[Brief]: Where an entry holds an image, leave the image out; otherwise reproduce the entry exactly.

[Available records]:
▶

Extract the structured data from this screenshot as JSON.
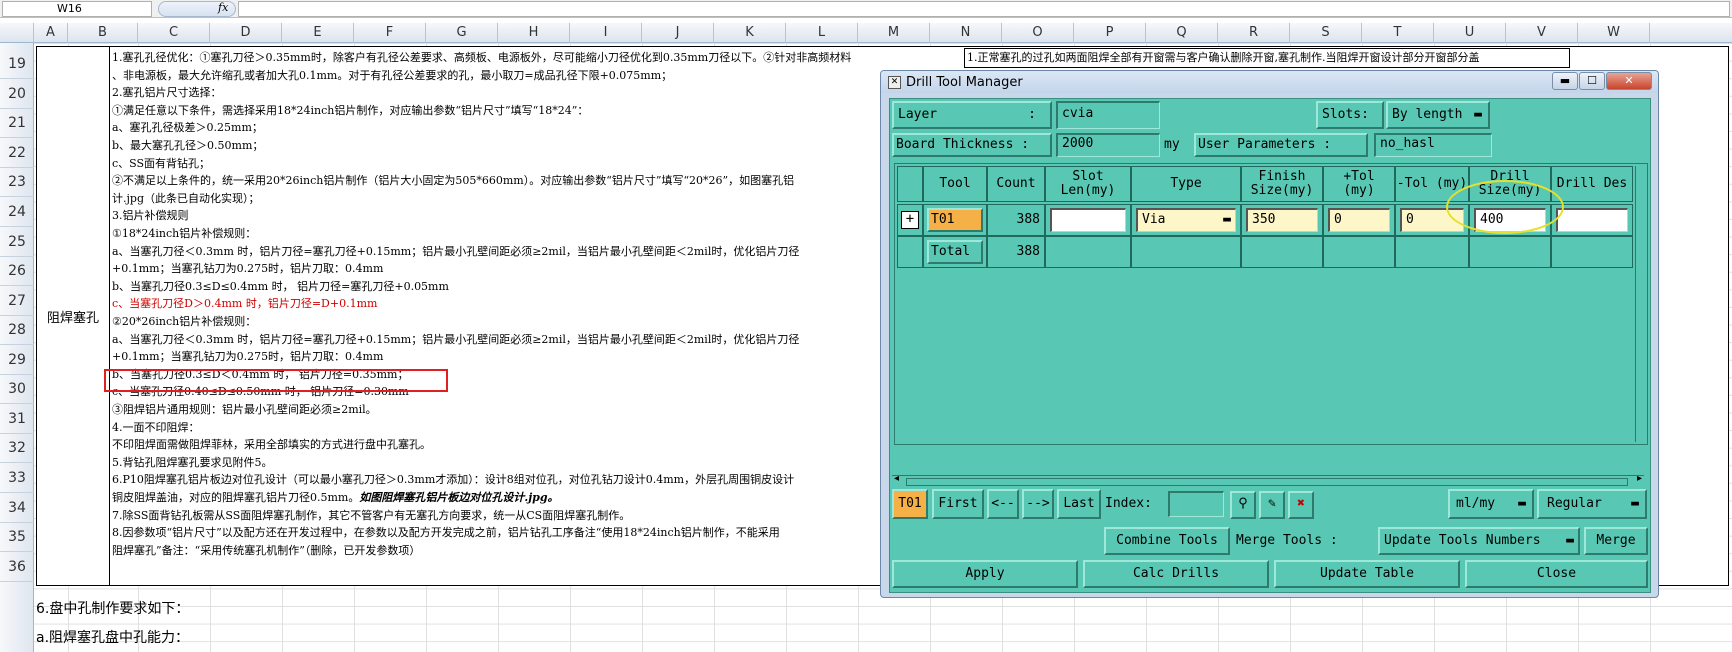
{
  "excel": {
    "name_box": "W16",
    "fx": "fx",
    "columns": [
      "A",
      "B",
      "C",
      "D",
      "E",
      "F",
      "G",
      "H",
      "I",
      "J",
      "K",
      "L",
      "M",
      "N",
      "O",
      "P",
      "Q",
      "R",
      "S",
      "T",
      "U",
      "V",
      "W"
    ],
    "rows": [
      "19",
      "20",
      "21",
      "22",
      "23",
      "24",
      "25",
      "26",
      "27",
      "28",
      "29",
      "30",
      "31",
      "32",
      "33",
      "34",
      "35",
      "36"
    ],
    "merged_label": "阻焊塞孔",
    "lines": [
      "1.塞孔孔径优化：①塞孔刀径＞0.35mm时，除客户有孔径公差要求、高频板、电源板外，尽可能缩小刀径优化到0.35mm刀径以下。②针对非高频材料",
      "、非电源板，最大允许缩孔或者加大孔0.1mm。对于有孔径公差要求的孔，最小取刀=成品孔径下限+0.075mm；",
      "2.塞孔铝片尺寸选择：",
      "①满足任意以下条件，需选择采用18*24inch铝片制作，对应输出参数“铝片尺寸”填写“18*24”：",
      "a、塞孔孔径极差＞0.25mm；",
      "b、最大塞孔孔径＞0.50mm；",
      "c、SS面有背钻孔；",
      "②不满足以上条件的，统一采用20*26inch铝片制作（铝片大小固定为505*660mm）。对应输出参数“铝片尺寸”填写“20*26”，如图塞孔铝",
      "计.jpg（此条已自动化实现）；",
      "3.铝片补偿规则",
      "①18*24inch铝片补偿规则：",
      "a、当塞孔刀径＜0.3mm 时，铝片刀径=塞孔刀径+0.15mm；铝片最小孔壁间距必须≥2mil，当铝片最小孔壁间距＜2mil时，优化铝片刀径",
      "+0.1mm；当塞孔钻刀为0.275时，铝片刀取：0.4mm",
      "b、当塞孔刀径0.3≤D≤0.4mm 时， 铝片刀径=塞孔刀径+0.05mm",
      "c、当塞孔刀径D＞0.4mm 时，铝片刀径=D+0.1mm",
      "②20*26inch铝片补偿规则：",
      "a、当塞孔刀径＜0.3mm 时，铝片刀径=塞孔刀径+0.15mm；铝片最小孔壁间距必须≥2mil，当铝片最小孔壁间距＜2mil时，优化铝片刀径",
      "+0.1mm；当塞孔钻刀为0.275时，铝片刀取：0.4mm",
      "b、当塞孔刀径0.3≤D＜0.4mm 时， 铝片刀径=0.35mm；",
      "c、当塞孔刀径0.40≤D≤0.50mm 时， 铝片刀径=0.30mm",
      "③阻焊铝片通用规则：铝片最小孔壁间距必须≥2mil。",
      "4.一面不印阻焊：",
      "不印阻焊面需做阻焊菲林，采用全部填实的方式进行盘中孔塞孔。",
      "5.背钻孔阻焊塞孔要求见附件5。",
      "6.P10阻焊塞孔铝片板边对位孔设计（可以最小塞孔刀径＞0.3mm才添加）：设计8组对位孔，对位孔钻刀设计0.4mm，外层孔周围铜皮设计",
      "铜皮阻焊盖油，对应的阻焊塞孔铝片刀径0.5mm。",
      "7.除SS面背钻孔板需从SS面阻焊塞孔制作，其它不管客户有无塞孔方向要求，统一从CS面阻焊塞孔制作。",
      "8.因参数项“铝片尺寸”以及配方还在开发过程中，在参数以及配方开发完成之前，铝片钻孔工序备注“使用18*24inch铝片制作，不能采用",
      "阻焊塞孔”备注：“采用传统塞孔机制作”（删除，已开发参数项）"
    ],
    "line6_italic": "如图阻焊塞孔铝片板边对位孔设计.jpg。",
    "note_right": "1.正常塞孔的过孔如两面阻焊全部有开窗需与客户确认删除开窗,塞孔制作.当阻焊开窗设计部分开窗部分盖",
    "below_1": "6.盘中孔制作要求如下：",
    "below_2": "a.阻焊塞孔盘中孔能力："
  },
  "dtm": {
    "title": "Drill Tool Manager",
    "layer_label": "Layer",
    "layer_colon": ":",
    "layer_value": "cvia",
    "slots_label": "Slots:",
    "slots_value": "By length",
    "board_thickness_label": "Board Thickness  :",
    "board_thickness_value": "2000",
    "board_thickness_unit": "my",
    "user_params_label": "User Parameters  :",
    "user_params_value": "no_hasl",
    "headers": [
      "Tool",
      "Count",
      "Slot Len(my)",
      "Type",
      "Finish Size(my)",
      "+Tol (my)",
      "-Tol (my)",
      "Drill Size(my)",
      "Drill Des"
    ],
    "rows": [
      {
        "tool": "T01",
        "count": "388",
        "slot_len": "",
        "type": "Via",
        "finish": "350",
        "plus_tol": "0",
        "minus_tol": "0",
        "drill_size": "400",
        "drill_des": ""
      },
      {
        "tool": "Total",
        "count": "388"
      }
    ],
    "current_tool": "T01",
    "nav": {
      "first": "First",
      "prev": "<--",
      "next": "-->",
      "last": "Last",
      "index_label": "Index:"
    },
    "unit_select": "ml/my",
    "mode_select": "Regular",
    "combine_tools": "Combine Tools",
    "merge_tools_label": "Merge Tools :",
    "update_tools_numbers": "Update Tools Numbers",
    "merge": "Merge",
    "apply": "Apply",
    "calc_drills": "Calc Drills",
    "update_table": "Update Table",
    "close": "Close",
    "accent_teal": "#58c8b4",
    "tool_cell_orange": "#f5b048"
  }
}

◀

[Response box]:
Extract the structured data from this screenshot as JSON.
{
  "excel": {
    "name_box": "W16",
    "fx": "fx",
    "columns": [
      "A",
      "B",
      "C",
      "D",
      "E",
      "F",
      "G",
      "H",
      "I",
      "J",
      "K",
      "L",
      "M",
      "N",
      "O",
      "P",
      "Q",
      "R",
      "S",
      "T",
      "U",
      "V",
      "W"
    ],
    "rows": [
      "19",
      "20",
      "21",
      "22",
      "23",
      "24",
      "25",
      "26",
      "27",
      "28",
      "29",
      "30",
      "31",
      "32",
      "33",
      "34",
      "35",
      "36"
    ],
    "merged_label": "阻焊塞孔",
    "lines": [
      "1.塞孔孔径优化：①塞孔刀径＞0.35mm时，除客户有孔径公差要求、高频板、电源板外，尽可能缩小刀径优化到0.35mm刀径以下。②针对非高频材料",
      "、非电源板，最大允许缩孔或者加大孔0.1mm。对于有孔径公差要求的孔，最小取刀=成品孔径下限+0.075mm；",
      "2.塞孔铝片尺寸选择：",
      "①满足任意以下条件，需选择采用18*24inch铝片制作，对应输出参数“铝片尺寸”填写“18*24”：",
      "a、塞孔孔径极差＞0.25mm；",
      "b、最大塞孔孔径＞0.50mm；",
      "c、SS面有背钻孔；",
      "②不满足以上条件的，统一采用20*26inch铝片制作（铝片大小固定为505*660mm）。对应输出参数“铝片尺寸”填写“20*26”，如图塞孔铝",
      "计.jpg（此条已自动化实现）；",
      "3.铝片补偿规则",
      "①18*24inch铝片补偿规则：",
      "a、当塞孔刀径＜0.3mm 时，铝片刀径=塞孔刀径+0.15mm；铝片最小孔壁间距必须≥2mil，当铝片最小孔壁间距＜2mil时，优化铝片刀径",
      "+0.1mm；当塞孔钻刀为0.275时，铝片刀取：0.4mm",
      "b、当塞孔刀径0.3≤D≤0.4mm 时， 铝片刀径=塞孔刀径+0.05mm",
      "c、当塞孔刀径D＞0.4mm 时，铝片刀径=D+0.1mm",
      "②20*26inch铝片补偿规则：",
      "a、当塞孔刀径＜0.3mm 时，铝片刀径=塞孔刀径+0.15mm；铝片最小孔壁间距必须≥2mil，当铝片最小孔壁间距＜2mil时，优化铝片刀径",
      "+0.1mm；当塞孔钻刀为0.275时，铝片刀取：0.4mm",
      "b、当塞孔刀径0.3≤D＜0.4mm 时， 铝片刀径=0.35mm；",
      "c、当塞孔刀径0.40≤D≤0.50mm 时， 铝片刀径=0.30mm",
      "③阻焊铝片通用规则：铝片最小孔壁间距必须≥2mil。",
      "4.一面不印阻焊：",
      "不印阻焊面需做阻焊菲林，采用全部填实的方式进行盘中孔塞孔。",
      "5.背钻孔阻焊塞孔要求见附件5。",
      "6.P10阻焊塞孔铝片板边对位孔设计（可以最小塞孔刀径＞0.3mm才添加）：设计8组对位孔，对位孔钻刀设计0.4mm，外层孔周围铜皮设计",
      "铜皮阻焊盖油，对应的阻焊塞孔铝片刀径0.5mm。",
      "7.除SS面背钻孔板需从SS面阻焊塞孔制作，其它不管客户有无塞孔方向要求，统一从CS面阻焊塞孔制作。",
      "8.因参数项“铝片尺寸”以及配方还在开发过程中，在参数以及配方开发完成之前，铝片钻孔工序备注“使用18*24inch铝片制作，不能采用",
      "阻焊塞孔”备注：“采用传统塞孔机制作”（删除，已开发参数项）"
    ],
    "line6_italic": "如图阻焊塞孔铝片板边对位孔设计.jpg。",
    "note_right": "1.正常塞孔的过孔如两面阻焊全部有开窗需与客户确认删除开窗,塞孔制作.当阻焊开窗设计部分开窗部分盖",
    "below_1": "6.盘中孔制作要求如下：",
    "below_2": "a.阻焊塞孔盘中孔能力："
  },
  "dtm": {
    "title": "Drill Tool Manager",
    "layer_label": "Layer",
    "layer_colon": ":",
    "layer_value": "cvia",
    "slots_label": "Slots:",
    "slots_value": "By length",
    "board_thickness_label": "Board Thickness  :",
    "board_thickness_value": "2000",
    "board_thickness_unit": "my",
    "user_params_label": "User Parameters  :",
    "user_params_value": "no_hasl",
    "headers": [
      "Tool",
      "Count",
      "Slot Len(my)",
      "Type",
      "Finish Size(my)",
      "+Tol (my)",
      "-Tol (my)",
      "Drill Size(my)",
      "Drill Des"
    ],
    "rows": [
      {
        "tool": "T01",
        "count": "388",
        "slot_len": "",
        "type": "Via",
        "finish": "350",
        "plus_tol": "0",
        "minus_tol": "0",
        "drill_size": "400",
        "drill_des": ""
      },
      {
        "tool": "Total",
        "count": "388"
      }
    ],
    "current_tool": "T01",
    "nav": {
      "first": "First",
      "prev": "<--",
      "next": "-->",
      "last": "Last",
      "index_label": "Index:"
    },
    "unit_select": "ml/my",
    "mode_select": "Regular",
    "combine_tools": "Combine Tools",
    "merge_tools_label": "Merge Tools :",
    "update_tools_numbers": "Update Tools Numbers",
    "merge": "Merge",
    "apply": "Apply",
    "calc_drills": "Calc Drills",
    "update_table": "Update Table",
    "close": "Close",
    "accent_teal": "#58c8b4",
    "tool_cell_orange": "#f5b048"
  }
}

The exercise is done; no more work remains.